Give an exact reproduction of all the lines in the listing.
[INPUT DATA — start]
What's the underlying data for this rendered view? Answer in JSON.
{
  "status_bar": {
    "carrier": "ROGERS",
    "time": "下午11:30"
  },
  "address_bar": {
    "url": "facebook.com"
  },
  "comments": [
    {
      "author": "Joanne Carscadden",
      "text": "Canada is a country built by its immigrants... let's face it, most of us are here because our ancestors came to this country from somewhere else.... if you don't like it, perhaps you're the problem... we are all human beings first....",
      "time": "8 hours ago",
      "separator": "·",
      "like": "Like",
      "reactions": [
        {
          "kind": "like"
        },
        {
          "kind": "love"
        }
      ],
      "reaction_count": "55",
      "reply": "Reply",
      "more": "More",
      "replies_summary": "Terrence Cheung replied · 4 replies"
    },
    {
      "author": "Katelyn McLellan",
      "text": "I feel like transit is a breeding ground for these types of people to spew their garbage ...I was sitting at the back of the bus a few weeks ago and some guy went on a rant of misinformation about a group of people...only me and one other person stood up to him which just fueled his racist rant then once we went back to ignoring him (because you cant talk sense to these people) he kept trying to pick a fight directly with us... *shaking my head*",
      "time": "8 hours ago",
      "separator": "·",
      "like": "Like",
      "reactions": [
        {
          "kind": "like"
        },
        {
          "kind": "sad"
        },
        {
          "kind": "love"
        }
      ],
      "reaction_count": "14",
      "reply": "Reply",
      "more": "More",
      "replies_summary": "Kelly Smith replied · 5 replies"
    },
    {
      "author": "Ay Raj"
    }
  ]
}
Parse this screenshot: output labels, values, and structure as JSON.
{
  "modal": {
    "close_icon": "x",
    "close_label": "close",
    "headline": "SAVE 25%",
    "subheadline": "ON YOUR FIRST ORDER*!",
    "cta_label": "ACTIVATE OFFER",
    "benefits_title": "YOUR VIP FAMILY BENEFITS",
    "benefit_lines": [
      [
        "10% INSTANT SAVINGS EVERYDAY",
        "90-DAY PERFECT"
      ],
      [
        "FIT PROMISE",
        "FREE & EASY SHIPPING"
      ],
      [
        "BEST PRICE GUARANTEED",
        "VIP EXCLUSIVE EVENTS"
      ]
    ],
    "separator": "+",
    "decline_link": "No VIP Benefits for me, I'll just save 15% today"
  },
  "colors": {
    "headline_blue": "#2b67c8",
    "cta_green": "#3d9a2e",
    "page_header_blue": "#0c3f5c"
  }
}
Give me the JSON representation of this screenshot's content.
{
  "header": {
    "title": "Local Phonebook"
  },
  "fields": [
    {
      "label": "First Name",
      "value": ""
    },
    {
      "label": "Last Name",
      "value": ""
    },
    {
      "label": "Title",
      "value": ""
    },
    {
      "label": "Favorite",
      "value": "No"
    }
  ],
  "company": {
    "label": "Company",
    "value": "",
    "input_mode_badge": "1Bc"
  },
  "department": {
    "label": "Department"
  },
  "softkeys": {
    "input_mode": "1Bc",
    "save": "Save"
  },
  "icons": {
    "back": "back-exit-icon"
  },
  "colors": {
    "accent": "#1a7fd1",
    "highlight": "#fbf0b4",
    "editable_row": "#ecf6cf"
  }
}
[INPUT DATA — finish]
* _REPLY TO THE TASK_:
What's the underlying data for this rendered view? Answer in JSON.
{
  "status_bar": {
    "carrier": "ROGERS",
    "time": "下午11:30"
  },
  "address_bar": {
    "url": "facebook.com"
  },
  "comments": [
    {
      "author": "Joanne Carscadden",
      "text": "Canada is a country built by its immigrants... let's face it, most of us are here because our ancestors came to this country from somewhere else.... if you don't like it, perhaps you're the problem... we are all human beings first....",
      "time": "8 hours ago",
      "separator": "·",
      "like": "Like",
      "reactions": [
        {
          "kind": "like"
        },
        {
          "kind": "love"
        }
      ],
      "reaction_count": "55",
      "reply": "Reply",
      "more": "More",
      "replies_summary": "Terrence Cheung replied · 4 replies"
    },
    {
      "author": "Katelyn McLellan",
      "text": "I feel like transit is a breeding ground for these types of people to spew their garbage ...I was sitting at the back of the bus a few weeks ago and some guy went on a rant of misinformation about a group of people...only me and one other person stood up to him which just fueled his racist rant then once we went back to ignoring him (because you cant talk sense to these people) he kept trying to pick a fight directly with us... *shaking my head*",
      "time": "8 hours ago",
      "separator": "·",
      "like": "Like",
      "reactions": [
        {
          "kind": "like"
        },
        {
          "kind": "sad"
        },
        {
          "kind": "love"
        }
      ],
      "reaction_count": "14",
      "reply": "Reply",
      "more": "More",
      "replies_summary": "Kelly Smith replied · 5 replies"
    },
    {
      "author": "Ay Raj"
    }
  ]
}
Parse this screenshot: output labels, values, and structure as JSON.
{
  "modal": {
    "close_icon": "x",
    "close_label": "close",
    "headline": "SAVE 25%",
    "subheadline": "ON YOUR FIRST ORDER*!",
    "cta_label": "ACTIVATE OFFER",
    "benefits_title": "YOUR VIP FAMILY BENEFITS",
    "benefit_lines": [
      [
        "10% INSTANT SAVINGS EVERYDAY",
        "90-DAY PERFECT"
      ],
      [
        "FIT PROMISE",
        "FREE & EASY SHIPPING"
      ],
      [
        "BEST PRICE GUARANTEED",
        "VIP EXCLUSIVE EVENTS"
      ]
    ],
    "separator": "+",
    "decline_link": "No VIP Benefits for me, I'll just save 15% today"
  },
  "colors": {
    "headline_blue": "#2b67c8",
    "cta_green": "#3d9a2e",
    "page_header_blue": "#0c3f5c"
  }
}
Give me the JSON representation of this screenshot's content.
{
  "header": {
    "title": "Local Phonebook"
  },
  "fields": [
    {
      "label": "First Name",
      "value": ""
    },
    {
      "label": "Last Name",
      "value": ""
    },
    {
      "label": "Title",
      "value": ""
    },
    {
      "label": "Favorite",
      "value": "No"
    }
  ],
  "company": {
    "label": "Company",
    "value": "",
    "input_mode_badge": "1Bc"
  },
  "department": {
    "label": "Department"
  },
  "softkeys": {
    "input_mode": "1Bc",
    "save": "Save"
  },
  "icons": {
    "back": "back-exit-icon"
  },
  "colors": {
    "accent": "#1a7fd1",
    "highlight": "#fbf0b4",
    "editable_row": "#ecf6cf"
  }
}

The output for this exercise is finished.